No photo,no letters from the front, no marriage certificate, just the scroll and a "Dead Man's Penny"
Ada Rosetta Feston was 25 years old, with  two daughters, one four years old and the other under three months when she was widowed. At first she did not know she was a widow.  Fred Feston disapeared into the mud of Flanders on 25th October 1917 during the third battle of Ypres, and was posted as missing.

Ada grieved for her lost husband but had to get on with life to provide for her children.  Eventually she remarried and perhaps it is not surprising that her former life had to be put to the back of her mind and that eventually all that remained in any physical sense were these two artifacts.

We have tried to honour the instruction on the scroll :

"Let those who come after see to it that his name be not forgotten"

Wednesday, October 10, 2018

Changing History

It is sometimes difficult to understand how organisations and events which have existed for many years, sometimes centuries can be quietly taken over, changed beyond recognition but still claim to be continuations of the original.  A bit like the Labour Party after the Blairite takeover.

Bur for the moment I have in mind the Doggett Coat and Badge race which happens on the Thames every year, in September these days, and is claimed to be a continuation of a race established in 1715.

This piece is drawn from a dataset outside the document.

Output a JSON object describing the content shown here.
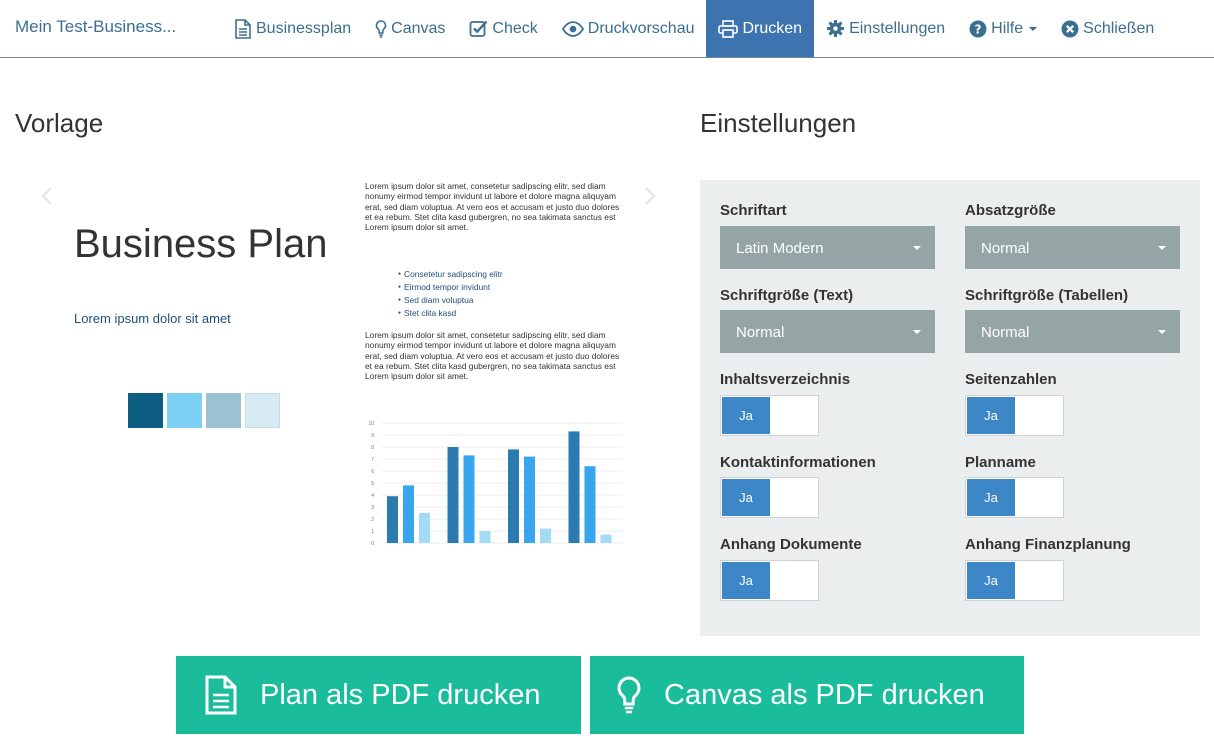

Well yes there is a race with that name which has been held on the Thames since that time but it is nonsense to suggest that it is the same race.

I do not denigrate modern day winners in any way, but a race between two young athletes, members of rowing clubs in light weight skiffs is not the same race as one rowed by young working lightermen, against five other competitors in the heavy wherries which were the working boats of the Thames watermen.

It is difficult to tell from the list of winners here when the competitors did not need to be working watermen or even been apprenticed to the trade as was the case in the beginning. Originally it was a race for  young watermen “in the first year of their freedom” of the Watermen’s Company and the course was four and a half miles from London Bridge to Chelsea. A  considerable test of endurance and boatmanship especially  until 1873  when the race was  rowed against the tide. This probably accounts for the difference in the time take of just over an hour and half compared to the times these days of about twentyfive minutes.

At the time that the race was won by our ancestor Francis Jury in 1809 this was the case as was evidenced by the places they were from as shown on the list: Hermitage, Lambeth, Horseleydown, Bermondsey, etc.  Nineteenth century lightermen earned their living by steering the large flat-bottomed barges into which they had offloaded cargo from the ships coming into the river.  No mechanical method of propulsion, no motors or steam engines, just use of the tide with a long oar for steering.  A skill learned from seven years apprenticeship under an experienced master.  Tough work by any measure.

These days membership of the Company of Watermen and Lightermen of the River Thames do not need to have been apprenticed to the craft and almost anyone can become a Freeman.  It is amusing to speculate how many Freemen of the Company who have just paid their dues would be comfortable in  one of these small craft on the sometimes bumpy waters of the Thames.